December 13, 2023 — Obstetric units are closing at a growing number of hospitals across the U.S. As a result, many patients are being forced to travel farther to give birth and receive prenatal and postpartum care. Alecia McGregor, assistant professor of health policy and politics at Harvard T.H. Chan School of Public Health, has found that these closures disproportionately impact communities of color, further exacerbating the already high health risks Black and Hispanic women face when giving birth.
McGregor is currently looking at how pregnant people in the predominantly Black neighborhoods of Southeast Washington, D.C. have been navigating their care following the loss of their only two maternity wards in 2017, followed by the COVID-19 pandemic.
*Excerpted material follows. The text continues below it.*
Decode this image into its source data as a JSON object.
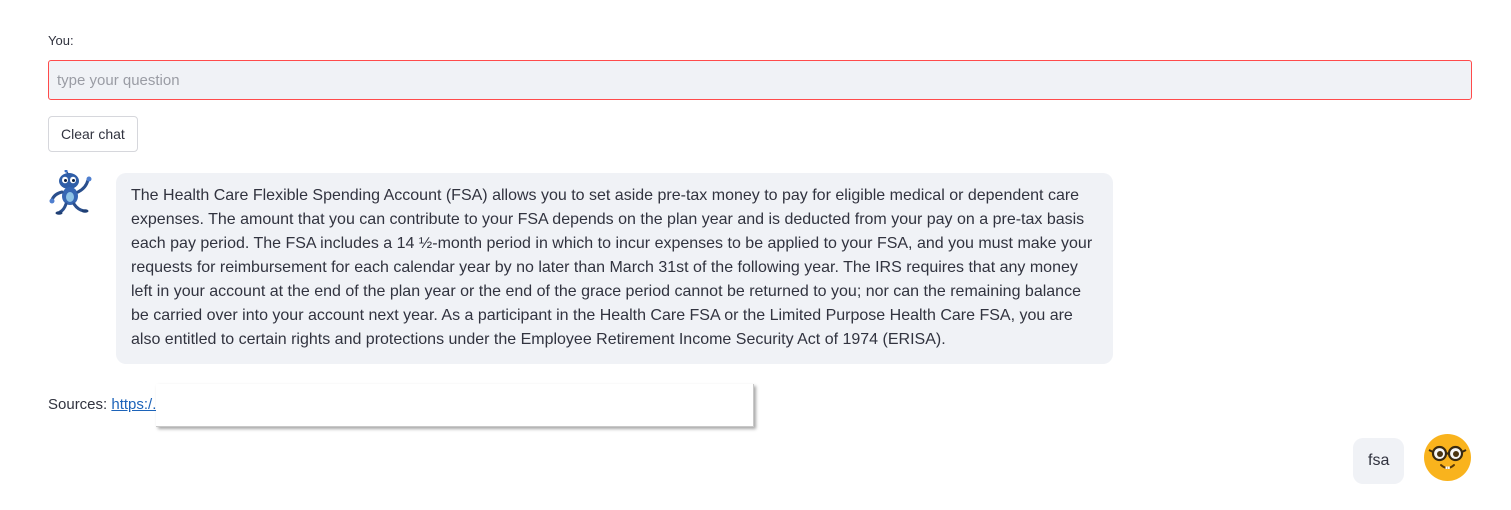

She shared preliminary results during a Health Policy and Management department seminar on November 29.
Nationwide, 217 hospital obstetric units closed between 2011 and early 2023, according to health care consulting firm Chartis, creating many so-called “maternity care deserts,” defined as counties lacking obstetric care. The reasons cited for the closures include declining birthrates, staffing shortages, increased costs, and the chilling effect of new antiabortion laws. But McGregor noted common threads—hospitals that appear most likely to close are often those most reliant on Medicaid, which reimburses at lower rates than commercial insurers, and obstetric unit loss, specifically, is more common among those units that serve a larger share of Black patients.
Most research on maternity care deserts has focused on rural areas. A 2022 report from the March of Dimes found that more than two-thirds are in rural counties. But county-level analysis misses the more granular disparities that exist in urban settings, McGregor said. While people living in Southeast D.C. still have obstetric care available within their Census-defined “county,” the time and effort it takes to get to these facilities—particularly for those who lack a car or for whom paying for parking is cost-prohibitive—present a considerable burden.
Getting at these nuances requires qualitative research, McGregor said. She is currently working with partners at community health centers in D.C. on interviewing people about where they are going to give birth and for prenatal and postpartum care, whether they ended up at these facilities by choice, and the quality of care they receive. Most participants have had more than one child, so they have been able to describe changes over recent years to their birthing and care experiences, McGregor said.
The study’s preliminary findings point to a two-tiered maternity care system in the city, with low-income Black and Hispanic patients more likely to receive care from underfunded facilities. Perhaps the most disturbing finding was that hospital overcrowding was frequently forcing patients to be diverted to another hospital while they were in the labor.
“In D.C., the maternity care system is operating in a state of emergency,” McGregor said. “Patients and providers are reporting various strategies of adaptation to promote safety where they can.”
In Southeast D.C., the city’s first new hospital in 20 years is currently under construction—and its plans include a maternity ward. McGregor said that she hoped her research findings “will help to inform the types of resources, supports, and other interventions that will be necessary to ensure equitable access at this hospital and other facilities throughout the district.”
McGregor has noted that midwife- and doula-led freestanding birth centers can help fill gaps in maternity care deserts. “The kinds of lifesaving procedures that can only be conducted in a hospital are important for those very high-risk cases,” she said in a September AP article, adding that “for the majority of pregnancies, which are lower-risk, birth centers can be a very important solution to lowering costs within the U.S. health care system and improving outcomes.”
Photos: iStock / lawcain; Kent Dayton